If governments do start spending the ’free money’ that the Central banks have served up the implications for investment strategy over the next 10 years are quite profound. Fiscal spending channels money from the financial economy into the real economy via investment in infrastructure and expansion of government services or subsidies. While interest rates will have a natural tendency to rise in these conditions, the bond repurchases by the Central banks should be executed effectively enough to keep them below the growth rate of GDP and prevent the accumulation of even more debt. In other words, financial repression will continue as far as savers are concerned and equities will be one of the better ways to preserve the real value of wealth.

The ‘free money’ environment is a more powerful concept for those countries where the original financing was expensive compared to today’s rates. In Italy, for example, rolling over current BTPs (Italian government bonds) at a refinance rate of 1% (current 10-year rates are 0.83%) for the next five years would superficially ’save’ the Italian government the equivalent of 5% of GDP or around €100 billion. Potentially this could be spent productively on something other than interest cost. This €100 billion estimate also purposefully ignores a boost from the fiscal multiplier, which in Italy is estimated at 1.25x and I do this for two reasons – i) the multiplier is virtually impossible to predict and ii) the European Commission takes a bleaker view of the multiplier and is likely to push back against optimistic assumptions in terms of budget allowances. Nonetheless, the benefits of refinancing could be quite significant for the Italian economy, and any country rolling over more expensive short-term debt, over the next decade.

In the UK, the current Government’s fiscal plans suggest a positive fiscal impulse of about 0.4% of GDP per year to boost the economy. However, this is remarkably similar to the estimated 0.5% negative impact per year of a hard Brexit.

What this means for our investment strategy

While there is very little evidence of a tangible shift from monetary to fiscal stimulus, it would appear to be the only remaining option and we are reviewing our investment strategy accordingly. In the meantime, we have a little more cash than usual in portfolios, looking for a hint of clarity on the prospects for investment and opportunistic entry points. These opportunities may be in the form of the UK equity market (which still looks compelling value to us, but momentum is missing thanks to political uncertainty) or potentially emerging markets equity. The latter are cheap relative to the rest of the world but are likely to stay cheap for now given the strength of the US dollar and the lack of a trade deal.

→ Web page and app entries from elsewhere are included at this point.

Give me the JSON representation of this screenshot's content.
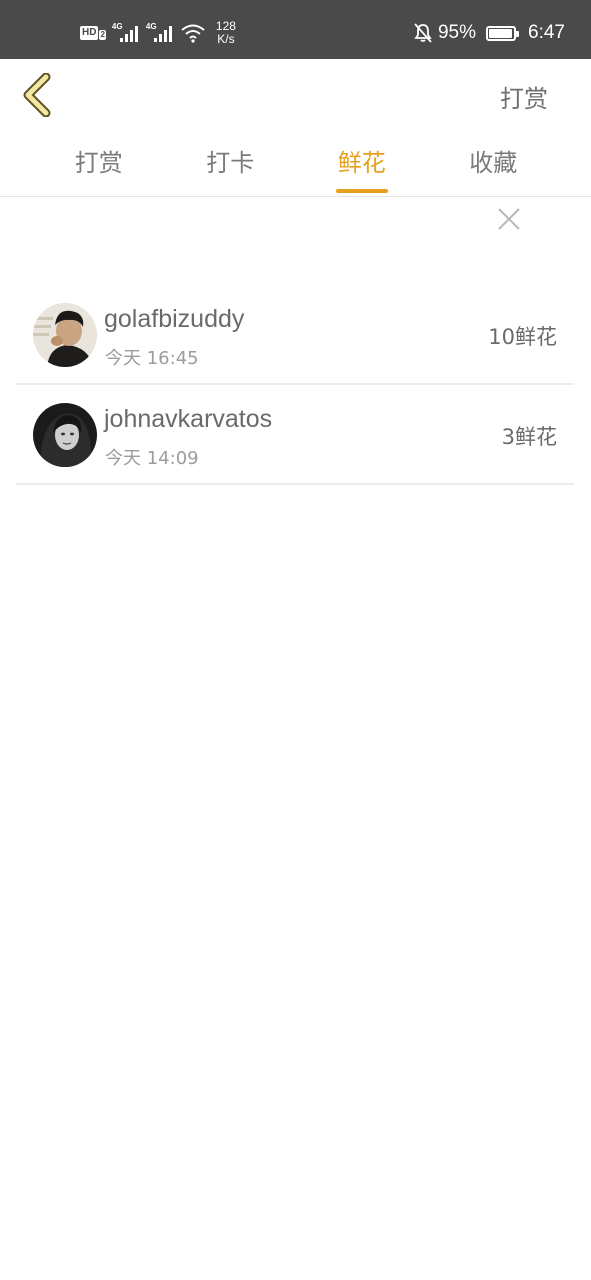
{
  "status_bar": {
    "hd_label": "HD",
    "hd_sub": "2",
    "signal1_label": "4G",
    "signal2_label": "4G",
    "speed_value": "128",
    "speed_unit": "K/s",
    "battery": "95%",
    "battery_level": 0.95,
    "time": "6:47"
  },
  "header": {
    "action_label": "打赏"
  },
  "tabs": [
    {
      "label": "打赏",
      "active": false
    },
    {
      "label": "打卡",
      "active": false
    },
    {
      "label": "鲜花",
      "active": true
    },
    {
      "label": "收藏",
      "active": false
    }
  ],
  "colors": {
    "accent": "#e7a01e",
    "status_bar": "#4a4a4a"
  },
  "list": [
    {
      "username": "golafbizuddy",
      "time": "今天 16:45",
      "count": "10鲜花"
    },
    {
      "username": "johnavkarvatos",
      "time": "今天 14:09",
      "count": "3鲜花"
    }
  ]
}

For more information or if you have any questions, please get in touch by calling 020 7189 2400.